## What needs to be done
Once every line below has been checked for "authors", give only the number of lines that have it.

Interface dataset entries:
↓
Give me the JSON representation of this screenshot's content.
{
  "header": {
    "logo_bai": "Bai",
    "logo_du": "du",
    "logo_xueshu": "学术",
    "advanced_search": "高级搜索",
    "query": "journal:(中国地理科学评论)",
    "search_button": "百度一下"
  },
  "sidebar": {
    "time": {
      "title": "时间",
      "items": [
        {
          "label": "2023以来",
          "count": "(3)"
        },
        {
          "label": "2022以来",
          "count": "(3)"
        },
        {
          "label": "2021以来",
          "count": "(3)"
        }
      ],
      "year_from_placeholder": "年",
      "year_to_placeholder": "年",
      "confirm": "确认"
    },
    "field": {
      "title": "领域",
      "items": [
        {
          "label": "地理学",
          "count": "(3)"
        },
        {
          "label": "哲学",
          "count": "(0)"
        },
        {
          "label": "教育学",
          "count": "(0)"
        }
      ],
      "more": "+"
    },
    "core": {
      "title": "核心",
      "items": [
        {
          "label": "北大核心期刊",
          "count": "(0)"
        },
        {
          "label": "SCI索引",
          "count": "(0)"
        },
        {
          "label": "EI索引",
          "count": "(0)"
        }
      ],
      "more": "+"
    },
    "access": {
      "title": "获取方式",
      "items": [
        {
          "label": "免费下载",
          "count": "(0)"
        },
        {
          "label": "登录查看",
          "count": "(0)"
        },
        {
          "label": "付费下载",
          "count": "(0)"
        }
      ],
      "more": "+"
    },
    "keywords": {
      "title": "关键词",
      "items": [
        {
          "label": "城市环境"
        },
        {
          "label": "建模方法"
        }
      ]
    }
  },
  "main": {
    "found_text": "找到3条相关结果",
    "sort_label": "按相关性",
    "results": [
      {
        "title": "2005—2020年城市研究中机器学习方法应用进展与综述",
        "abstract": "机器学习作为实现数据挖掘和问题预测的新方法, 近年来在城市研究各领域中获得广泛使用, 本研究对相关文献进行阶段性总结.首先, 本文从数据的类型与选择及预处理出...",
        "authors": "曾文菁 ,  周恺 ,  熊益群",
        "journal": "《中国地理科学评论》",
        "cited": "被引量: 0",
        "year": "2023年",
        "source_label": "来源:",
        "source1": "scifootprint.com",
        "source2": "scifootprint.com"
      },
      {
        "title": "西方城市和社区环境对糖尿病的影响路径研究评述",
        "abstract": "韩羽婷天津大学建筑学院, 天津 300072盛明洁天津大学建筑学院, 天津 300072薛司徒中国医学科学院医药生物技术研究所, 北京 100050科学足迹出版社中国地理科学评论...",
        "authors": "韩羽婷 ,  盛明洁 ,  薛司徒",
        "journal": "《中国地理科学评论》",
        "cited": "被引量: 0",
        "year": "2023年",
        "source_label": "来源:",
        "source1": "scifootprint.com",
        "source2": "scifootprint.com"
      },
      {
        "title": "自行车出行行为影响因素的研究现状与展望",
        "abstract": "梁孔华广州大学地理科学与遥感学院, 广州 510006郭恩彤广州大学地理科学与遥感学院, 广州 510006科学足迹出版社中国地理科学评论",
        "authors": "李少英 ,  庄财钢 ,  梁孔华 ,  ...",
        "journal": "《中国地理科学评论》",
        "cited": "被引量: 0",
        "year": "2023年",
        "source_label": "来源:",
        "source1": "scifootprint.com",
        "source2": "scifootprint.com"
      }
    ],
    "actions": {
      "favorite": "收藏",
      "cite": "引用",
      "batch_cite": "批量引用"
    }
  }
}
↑
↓
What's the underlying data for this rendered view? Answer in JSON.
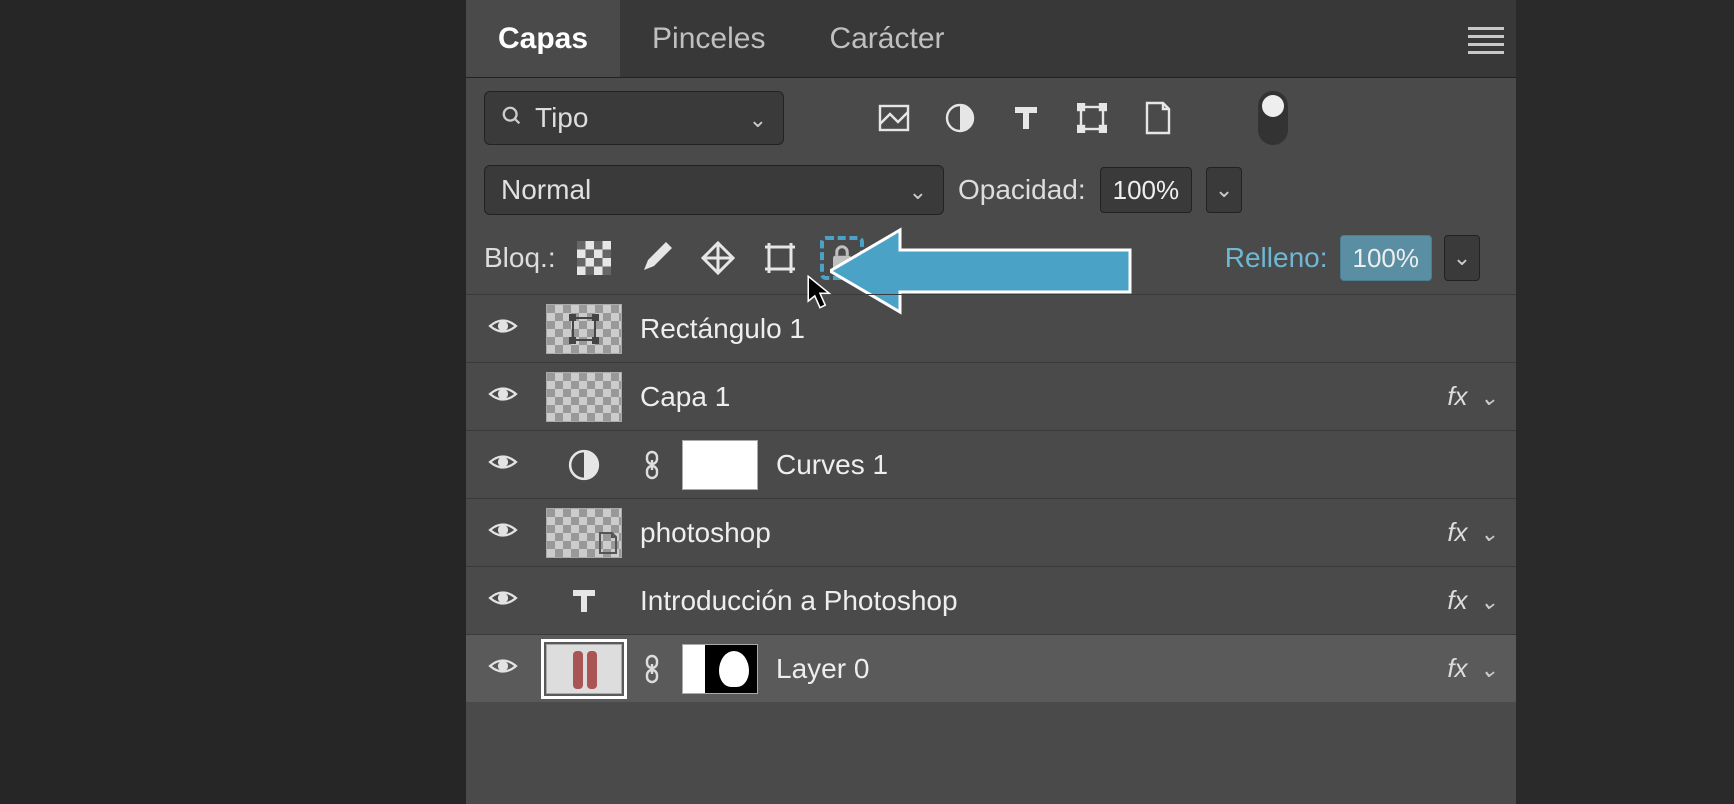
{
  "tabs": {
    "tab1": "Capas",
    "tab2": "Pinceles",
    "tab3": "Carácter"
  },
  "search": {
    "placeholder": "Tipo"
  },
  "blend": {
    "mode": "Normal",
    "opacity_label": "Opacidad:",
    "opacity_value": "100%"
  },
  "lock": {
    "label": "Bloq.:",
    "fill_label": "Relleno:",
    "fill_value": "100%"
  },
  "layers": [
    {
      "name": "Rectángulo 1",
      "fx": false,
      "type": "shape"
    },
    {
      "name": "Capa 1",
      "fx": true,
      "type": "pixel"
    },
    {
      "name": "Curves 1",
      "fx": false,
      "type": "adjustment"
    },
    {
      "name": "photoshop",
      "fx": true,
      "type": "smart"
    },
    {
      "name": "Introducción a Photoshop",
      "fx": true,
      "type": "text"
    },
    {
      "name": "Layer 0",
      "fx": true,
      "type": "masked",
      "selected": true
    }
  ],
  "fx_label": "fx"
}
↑
## Written response
3